I wrote about some of the ethical issues in a book chapter which was serialised on my blog: most are the same ethical issues that journalism generally has to consider, such as accuracy and privacy.
Some are applied in particular ways – for example, the normative value of ‘giving a voice to the voiceless’ takes the form of ‘creating data where none existed’. And I think it’s important to consider how the availability of data can affect our editorial independence (for example we are more likely to scrutinise public bodies than private companies because more data is available).
How do you ensure that the data is objective, complete and reflects the truthfulness of the topic that you are tackling?
Data is not objective, and it is rarely complete — so it’s important to recognise that first.
Data journalists treat data like any other source: it will have its biases and its blind spots, but it can be drawn on to build a picture which helps us to better understand what is happening in the world.
That picture normally involves other sources as well, so that we understand the complexity of that picture.
So when we look at data we always consider how objective it is (objectivity is always an aspiration — it is important to try to achieve it, but also important to acknowledge to what extent we succeed in that).
That includes factors like what information was collected (and what was not), who collected it and why (what biases might they have, what motivations), and how it was collected – for example what questions were asked, of whom, when, where.
What is the level of importance of the data verification step in the data journalism process?
We will look to see if we can find other sources of the same or similar information — it might be collected by different organisations or individuals with different motivations or methods. We will look at how they compare, and whether they tell similar stories.
We will look at the cleanliness of the data – that includes things like looking for outliers that might be wrong, it might be misspellings or inconsistent spellings, correcting data formats or making sure they’re consistent, changing categories or boundaries, and so on.
Finally, once we have identified what our story is about, we will check those particular details. For example, if the data says one police force has the most unsolved crime, we will approach that force and ask them why this appears to be the case.
They might reply saying that the analysis is wrong, in which case we ask them to explain why they think that. In some cases this might merely be an attempt to ‘spin’ the data a particular way, or to mislead the journalist and put them off the trail, so it is important to not take their word for that, and to check what they say.

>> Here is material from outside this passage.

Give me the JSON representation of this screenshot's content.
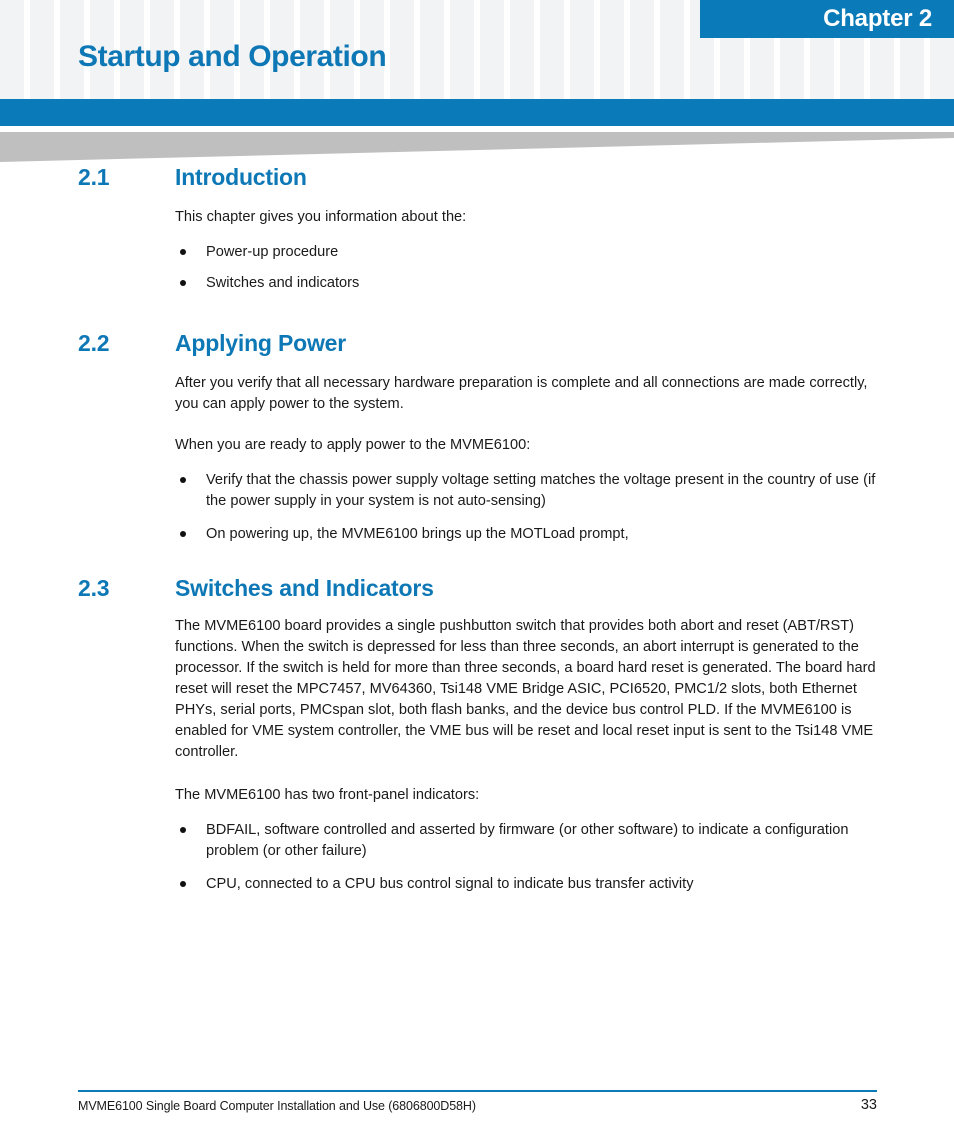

In some cases we may find that they are correct and a mistake was made. In some cases they will realise that the published data was incorrect, in which case it becomes a story about that — and the fact that they (should now) have to correct it, and what decisions were made based on the wrong data.
In your opinion, are the techniques of data journalism making the journalists play the role of gatekeepers again — and how?
I don’t think journalists ever stopped being gatekeepers. They have become less powerful as gatekeepers, certainly, now that most sources can access audiences directly. But many sources cannot access the same audiences, at the same scale, or in the same contexts.
Many publishers have reached for data journalism as one way to reestablish their authority in the context of such competition.
In some cases this makes them the sole gatekeeper (where only they have the data) but in many they are just one source of that data. It’s worth acknowledging that organisations like the Office for National Statistics now employ their own data journalists to tell stories about their data, for example.